| Problem |
Find every line containing "What" in the records below and report the tally as a bare number.

| Source material |

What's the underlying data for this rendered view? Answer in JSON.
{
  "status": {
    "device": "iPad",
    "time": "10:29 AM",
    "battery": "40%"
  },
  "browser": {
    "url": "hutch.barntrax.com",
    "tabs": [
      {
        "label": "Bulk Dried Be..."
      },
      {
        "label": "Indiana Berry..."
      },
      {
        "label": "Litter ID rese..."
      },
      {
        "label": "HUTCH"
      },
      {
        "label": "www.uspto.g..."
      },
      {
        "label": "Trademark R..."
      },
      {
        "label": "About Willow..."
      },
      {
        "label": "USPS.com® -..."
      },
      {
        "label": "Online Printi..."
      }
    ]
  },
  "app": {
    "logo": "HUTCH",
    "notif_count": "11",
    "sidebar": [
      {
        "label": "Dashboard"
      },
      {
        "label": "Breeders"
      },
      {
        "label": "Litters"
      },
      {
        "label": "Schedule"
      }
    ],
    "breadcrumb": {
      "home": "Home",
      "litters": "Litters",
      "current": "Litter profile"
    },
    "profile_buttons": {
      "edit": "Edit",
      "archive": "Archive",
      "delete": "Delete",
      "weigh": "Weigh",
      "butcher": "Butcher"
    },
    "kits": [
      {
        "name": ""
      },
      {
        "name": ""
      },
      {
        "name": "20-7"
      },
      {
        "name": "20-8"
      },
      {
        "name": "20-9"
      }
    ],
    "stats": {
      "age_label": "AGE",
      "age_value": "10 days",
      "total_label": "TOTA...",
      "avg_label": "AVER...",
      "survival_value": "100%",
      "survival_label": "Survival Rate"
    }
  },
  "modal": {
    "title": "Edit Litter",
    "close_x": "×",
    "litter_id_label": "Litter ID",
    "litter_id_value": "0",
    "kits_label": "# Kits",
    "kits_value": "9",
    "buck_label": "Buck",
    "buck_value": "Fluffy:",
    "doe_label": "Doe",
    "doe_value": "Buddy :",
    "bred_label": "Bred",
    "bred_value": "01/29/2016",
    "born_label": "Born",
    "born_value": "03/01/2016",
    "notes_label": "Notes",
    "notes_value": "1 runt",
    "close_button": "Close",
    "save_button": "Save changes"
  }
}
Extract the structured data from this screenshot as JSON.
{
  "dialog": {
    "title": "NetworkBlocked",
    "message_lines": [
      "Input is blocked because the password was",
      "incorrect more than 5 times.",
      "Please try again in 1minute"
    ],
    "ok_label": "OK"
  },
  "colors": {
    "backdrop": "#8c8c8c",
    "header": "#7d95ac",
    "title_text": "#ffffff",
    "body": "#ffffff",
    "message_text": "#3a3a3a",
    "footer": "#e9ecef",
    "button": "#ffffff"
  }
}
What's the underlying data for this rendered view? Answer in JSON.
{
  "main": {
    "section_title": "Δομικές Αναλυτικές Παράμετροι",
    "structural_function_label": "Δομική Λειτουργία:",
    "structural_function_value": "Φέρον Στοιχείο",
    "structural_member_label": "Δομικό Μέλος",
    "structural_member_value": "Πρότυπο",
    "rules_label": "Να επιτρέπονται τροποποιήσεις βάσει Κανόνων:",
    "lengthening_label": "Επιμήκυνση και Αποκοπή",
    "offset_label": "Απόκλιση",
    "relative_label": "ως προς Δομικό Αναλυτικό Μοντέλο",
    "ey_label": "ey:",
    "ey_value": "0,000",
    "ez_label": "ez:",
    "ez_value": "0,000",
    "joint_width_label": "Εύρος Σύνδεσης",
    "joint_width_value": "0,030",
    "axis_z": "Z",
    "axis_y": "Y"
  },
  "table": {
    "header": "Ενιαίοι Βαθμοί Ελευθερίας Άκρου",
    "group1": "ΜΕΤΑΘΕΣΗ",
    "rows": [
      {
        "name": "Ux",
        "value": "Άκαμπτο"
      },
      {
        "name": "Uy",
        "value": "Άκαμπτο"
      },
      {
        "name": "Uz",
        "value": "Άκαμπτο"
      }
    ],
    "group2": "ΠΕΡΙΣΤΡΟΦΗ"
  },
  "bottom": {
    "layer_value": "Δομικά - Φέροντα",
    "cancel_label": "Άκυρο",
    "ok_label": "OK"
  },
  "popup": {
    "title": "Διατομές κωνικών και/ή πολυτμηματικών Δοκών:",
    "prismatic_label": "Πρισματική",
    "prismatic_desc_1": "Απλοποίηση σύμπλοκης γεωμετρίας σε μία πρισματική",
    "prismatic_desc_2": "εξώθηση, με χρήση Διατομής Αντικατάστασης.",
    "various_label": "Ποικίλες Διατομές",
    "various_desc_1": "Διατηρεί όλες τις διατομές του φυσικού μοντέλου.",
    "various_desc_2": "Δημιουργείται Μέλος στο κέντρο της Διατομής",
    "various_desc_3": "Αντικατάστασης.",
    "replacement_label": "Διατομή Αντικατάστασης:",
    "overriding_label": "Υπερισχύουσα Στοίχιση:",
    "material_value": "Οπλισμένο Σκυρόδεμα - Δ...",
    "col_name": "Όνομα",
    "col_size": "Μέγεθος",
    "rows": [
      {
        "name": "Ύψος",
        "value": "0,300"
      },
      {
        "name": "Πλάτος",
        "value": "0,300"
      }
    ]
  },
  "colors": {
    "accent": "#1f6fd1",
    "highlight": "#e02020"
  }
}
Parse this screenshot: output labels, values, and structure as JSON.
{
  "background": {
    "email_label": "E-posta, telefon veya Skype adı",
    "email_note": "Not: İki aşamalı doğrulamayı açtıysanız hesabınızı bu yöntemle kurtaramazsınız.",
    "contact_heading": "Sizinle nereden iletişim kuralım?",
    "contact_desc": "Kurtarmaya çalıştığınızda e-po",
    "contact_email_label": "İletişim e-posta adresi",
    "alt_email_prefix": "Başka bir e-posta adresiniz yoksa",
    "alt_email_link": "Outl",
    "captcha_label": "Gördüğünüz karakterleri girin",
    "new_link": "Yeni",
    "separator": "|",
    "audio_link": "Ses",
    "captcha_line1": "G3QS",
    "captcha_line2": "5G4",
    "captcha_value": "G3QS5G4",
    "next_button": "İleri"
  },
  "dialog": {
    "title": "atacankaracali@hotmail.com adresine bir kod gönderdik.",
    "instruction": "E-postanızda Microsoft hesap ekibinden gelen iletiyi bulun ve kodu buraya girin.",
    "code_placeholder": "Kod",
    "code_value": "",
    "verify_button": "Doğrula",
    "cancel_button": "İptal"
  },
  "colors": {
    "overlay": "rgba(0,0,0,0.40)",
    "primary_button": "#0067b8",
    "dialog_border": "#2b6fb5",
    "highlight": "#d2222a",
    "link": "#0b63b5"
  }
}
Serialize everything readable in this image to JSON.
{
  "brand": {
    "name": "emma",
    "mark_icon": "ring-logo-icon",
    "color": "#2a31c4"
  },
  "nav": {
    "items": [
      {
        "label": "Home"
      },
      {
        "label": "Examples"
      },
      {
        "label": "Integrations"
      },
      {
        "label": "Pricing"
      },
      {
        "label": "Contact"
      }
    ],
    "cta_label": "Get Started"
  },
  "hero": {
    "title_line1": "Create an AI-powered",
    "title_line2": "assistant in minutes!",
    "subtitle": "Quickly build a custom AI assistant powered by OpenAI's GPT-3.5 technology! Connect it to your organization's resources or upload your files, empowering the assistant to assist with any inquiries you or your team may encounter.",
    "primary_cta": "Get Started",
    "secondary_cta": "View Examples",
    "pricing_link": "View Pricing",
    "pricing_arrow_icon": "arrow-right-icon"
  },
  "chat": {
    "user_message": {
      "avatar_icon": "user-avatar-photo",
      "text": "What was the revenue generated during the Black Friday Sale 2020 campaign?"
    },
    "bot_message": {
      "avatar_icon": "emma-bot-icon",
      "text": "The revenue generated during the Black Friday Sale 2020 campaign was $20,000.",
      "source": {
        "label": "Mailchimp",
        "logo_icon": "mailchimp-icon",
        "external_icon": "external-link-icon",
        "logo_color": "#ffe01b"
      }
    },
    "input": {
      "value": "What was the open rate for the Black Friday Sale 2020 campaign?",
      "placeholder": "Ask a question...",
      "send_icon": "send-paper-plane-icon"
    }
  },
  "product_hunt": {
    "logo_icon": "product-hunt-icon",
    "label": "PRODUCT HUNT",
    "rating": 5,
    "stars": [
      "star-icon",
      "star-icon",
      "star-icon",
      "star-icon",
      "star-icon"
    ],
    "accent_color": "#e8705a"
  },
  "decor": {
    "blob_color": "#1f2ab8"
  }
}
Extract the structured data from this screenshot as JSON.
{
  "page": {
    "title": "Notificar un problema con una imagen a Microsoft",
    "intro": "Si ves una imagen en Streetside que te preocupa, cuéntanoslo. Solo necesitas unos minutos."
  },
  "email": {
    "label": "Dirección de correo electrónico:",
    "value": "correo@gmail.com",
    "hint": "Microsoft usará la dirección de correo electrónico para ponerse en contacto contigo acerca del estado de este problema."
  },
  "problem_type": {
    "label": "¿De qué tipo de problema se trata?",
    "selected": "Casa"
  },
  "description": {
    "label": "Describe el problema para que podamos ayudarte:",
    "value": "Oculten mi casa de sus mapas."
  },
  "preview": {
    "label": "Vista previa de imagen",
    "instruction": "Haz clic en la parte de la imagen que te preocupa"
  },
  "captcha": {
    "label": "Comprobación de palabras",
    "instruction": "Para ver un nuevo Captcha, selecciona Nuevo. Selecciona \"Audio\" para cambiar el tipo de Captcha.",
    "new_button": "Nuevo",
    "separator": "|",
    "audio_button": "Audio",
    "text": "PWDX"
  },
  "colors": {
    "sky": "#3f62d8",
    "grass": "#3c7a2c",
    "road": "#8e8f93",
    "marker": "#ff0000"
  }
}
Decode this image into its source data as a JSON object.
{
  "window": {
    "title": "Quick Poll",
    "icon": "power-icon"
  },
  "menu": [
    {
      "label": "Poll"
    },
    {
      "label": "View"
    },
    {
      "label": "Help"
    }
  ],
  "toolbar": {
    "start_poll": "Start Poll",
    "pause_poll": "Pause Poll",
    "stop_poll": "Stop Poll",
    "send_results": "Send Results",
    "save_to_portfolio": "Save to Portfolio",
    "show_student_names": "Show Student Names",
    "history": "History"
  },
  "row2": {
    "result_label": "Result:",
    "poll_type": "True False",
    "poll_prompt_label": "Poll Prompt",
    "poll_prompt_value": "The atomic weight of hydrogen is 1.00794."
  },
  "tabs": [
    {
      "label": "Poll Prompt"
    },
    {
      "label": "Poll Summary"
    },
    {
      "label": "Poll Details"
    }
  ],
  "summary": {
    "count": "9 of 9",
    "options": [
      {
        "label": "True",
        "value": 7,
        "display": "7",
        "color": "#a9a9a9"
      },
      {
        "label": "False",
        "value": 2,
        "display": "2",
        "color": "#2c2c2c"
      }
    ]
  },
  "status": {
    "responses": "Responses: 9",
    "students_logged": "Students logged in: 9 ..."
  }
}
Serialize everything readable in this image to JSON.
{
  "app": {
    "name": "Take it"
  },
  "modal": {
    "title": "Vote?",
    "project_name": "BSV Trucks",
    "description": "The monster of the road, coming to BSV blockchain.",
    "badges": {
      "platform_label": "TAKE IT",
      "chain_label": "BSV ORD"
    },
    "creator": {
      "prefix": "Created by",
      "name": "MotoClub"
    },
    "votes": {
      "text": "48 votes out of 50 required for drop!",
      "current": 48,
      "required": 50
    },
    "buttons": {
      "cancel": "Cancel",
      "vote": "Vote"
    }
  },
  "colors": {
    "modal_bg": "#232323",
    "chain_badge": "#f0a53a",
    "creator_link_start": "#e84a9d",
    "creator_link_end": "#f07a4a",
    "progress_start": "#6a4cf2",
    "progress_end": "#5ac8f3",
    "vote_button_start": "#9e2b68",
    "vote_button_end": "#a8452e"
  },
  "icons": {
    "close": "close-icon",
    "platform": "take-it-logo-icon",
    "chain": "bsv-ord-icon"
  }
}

| Result of this task |
4